The Immigration and Border Protection Services (IBPS) is a Department within the Ministry of Justice and is two-part organization, the Administrative Department and the Investigative Arm.
The Administrative Department is tasked with:
The Investigative Arm is tasked with:
In order to apply for residency based on work, an employment permit must first be requested. This procedure is separate and takes place at the Department of Labor. Your prospective employer must be involved in requesting an employment permit.
It is common for family members to be separated from each other for migration purposes. Children are often left in the home country while the parent works abroad. For this reason, the family reunification permit exists in order to reunite families separated across borders. There are cases where one member of the family may hold Dutch nationality or a valid residence permit and in turn have the ability to assist the other members with obtaining legal residency. A happy society consists of happy families and so throughout the Dutch Kingdom family reunification is one of the most important measures taken to improve the overall quality of life. Important: All requirements must be satisfied before a permit can be issued. It should never be assumed that a permit will be automatically granted regarding family reunification. Family members must await the decision of their residence application in the home country

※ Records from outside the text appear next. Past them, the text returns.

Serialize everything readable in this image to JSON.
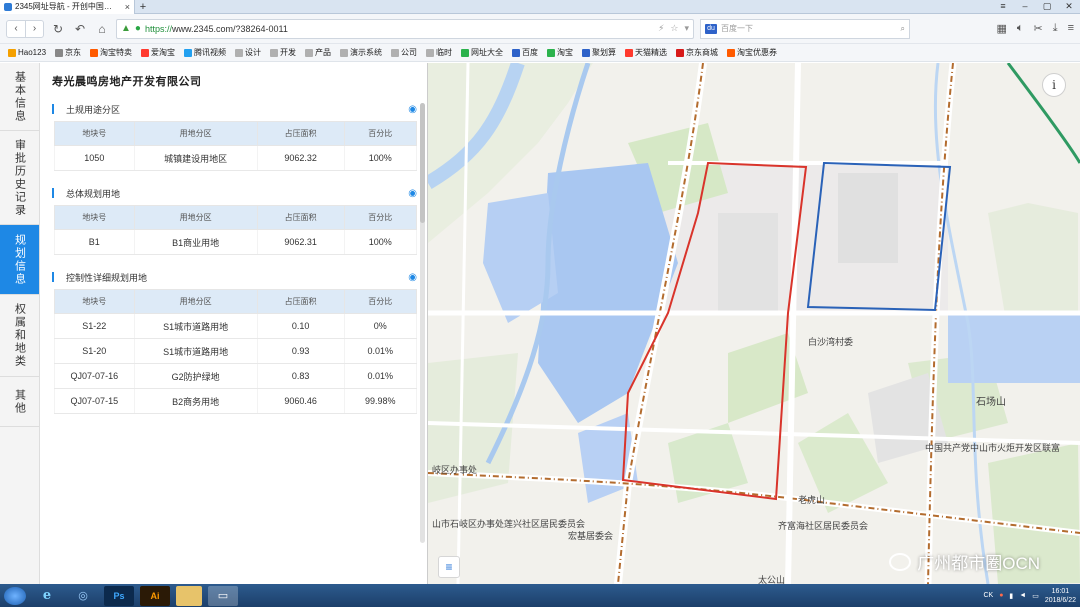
{
  "browser": {
    "tab_title": "2345网址导航 - 开创中国…",
    "tab_close": "×",
    "new_tab": "+",
    "url_https": "https://",
    "url_rest": "www.2345.com/?38264-0011",
    "search_placeholder": "百度一下",
    "bookmarks": [
      {
        "label": "Hao123",
        "color": "#f4a000"
      },
      {
        "label": "京东",
        "color": "#888888"
      },
      {
        "label": "淘宝特卖",
        "color": "#ff5a00"
      },
      {
        "label": "爱淘宝",
        "color": "#ff3a2f"
      },
      {
        "label": "腾讯视频",
        "color": "#22a0f0"
      },
      {
        "label": "设计",
        "color": "#b0b0b0"
      },
      {
        "label": "开发",
        "color": "#b0b0b0"
      },
      {
        "label": "产品",
        "color": "#b0b0b0"
      },
      {
        "label": "演示系统",
        "color": "#b0b0b0"
      },
      {
        "label": "公司",
        "color": "#b0b0b0"
      },
      {
        "label": "临时",
        "color": "#b0b0b0"
      },
      {
        "label": "网址大全",
        "color": "#2bb24c"
      },
      {
        "label": "百度",
        "color": "#2e62c9"
      },
      {
        "label": "淘宝",
        "color": "#2bb24c"
      },
      {
        "label": "聚划算",
        "color": "#2e62c9"
      },
      {
        "label": "天猫精选",
        "color": "#ff3a2f"
      },
      {
        "label": "京东商城",
        "color": "#d71a1a"
      },
      {
        "label": "淘宝优惠券",
        "color": "#ff5a00"
      }
    ]
  },
  "sidenav": [
    {
      "label": "基本信息",
      "active": false,
      "h": 68
    },
    {
      "label": "审批历史记录",
      "active": false,
      "h": 94
    },
    {
      "label": "规划信息",
      "active": true,
      "h": 70
    },
    {
      "label": "权属和地类",
      "active": false,
      "h": 82
    },
    {
      "label": "其他",
      "active": false,
      "h": 50
    }
  ],
  "panel": {
    "title": "寿光晨鸣房地产开发有限公司",
    "sections": [
      {
        "name": "土规用途分区",
        "headers": [
          "地块号",
          "用地分区",
          "占压面积",
          "百分比"
        ],
        "rows": [
          [
            "1050",
            "城镇建设用地区",
            "9062.32",
            "100%"
          ]
        ]
      },
      {
        "name": "总体规划用地",
        "headers": [
          "地块号",
          "用地分区",
          "占压面积",
          "百分比"
        ],
        "rows": [
          [
            "B1",
            "B1商业用地",
            "9062.31",
            "100%"
          ]
        ]
      },
      {
        "name": "控制性详细规划用地",
        "headers": [
          "地块号",
          "用地分区",
          "占压面积",
          "百分比"
        ],
        "rows": [
          [
            "S1-22",
            "S1城市道路用地",
            "0.10",
            "0%"
          ],
          [
            "S1-20",
            "S1城市道路用地",
            "0.93",
            "0.01%"
          ],
          [
            "QJ07-07-16",
            "G2防护绿地",
            "0.83",
            "0.01%"
          ],
          [
            "QJ07-07-15",
            "B2商务用地",
            "9060.46",
            "99.98%"
          ]
        ]
      }
    ]
  },
  "map": {
    "labels": {
      "village": "白沙湾村委",
      "shichangshan": "石场山",
      "party_committee": "中国共产党中山市火炬开发区联富",
      "district_office": "岐区办事处",
      "shiqi_office": "山市石岐区办事处莲兴社区居民委员会",
      "laohushan": "老虎山",
      "qifuhai": "齐富海社区居民委员会",
      "hongji": "宏基居委会",
      "taigongshan": "太公山",
      "watermark": "广州都市圈OCN"
    },
    "info_glyph": "i",
    "list_glyph": "≡"
  },
  "taskbar": {
    "time": "16:01",
    "date": "2018/6/22",
    "lang": "CK"
  }
}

A number of students decide to pursue their higher education on St. Maarten with many in the Netherlands and elsewhere choosing the island to complete their internships or job training programs. For these foreign nationals the student/intern permit is an option for temporary residency
In order to obtain residency as a Director of a business be sure to have your director’s and business license before applying for residency. This procedure is done at the Department of Economic Affairs.
A cohabitation agreement is a form of legal agreement reached between a couple who have chosen to live together but are not married.
A tourist is legally defined as someone who resides within St. Maarten for no longer than three months for purposes of relaxation, sports, health reasons, family matters, family visit, study, religious purposes or business purposes and provided that no work is being performed during the stay for which payment is being received.
Tourists do not have to apply for a temporary residence permit or for admission by right in order to reside in St. Maarten. The allowed maximum length of the tourist stay depends on the tourist’s country of origin:
EMPLOYMENT IS PROHIBITED during your Tourist Stay
No. If you are a first-time applicant for residency once the process has been started you are not allowed to be on the island until a decision is taken on your application. Your protentional employer must start the process fi you are obtaining your residency through employment. If it is related to family reunion, your family member must start the process.
A residence permit application can take anywhere from 6 weeks- 3 months to be processed. In some cases it may be even longer
After 5 years of being a legal resident, with consecutive permits, you may apply for permanent residency.
You can submit your extension request up to 4 months prior to the expiration date of your current permit.
No. You must reside on the Dutch side and be registered at the Civil Registry to be eligible for a residency permit.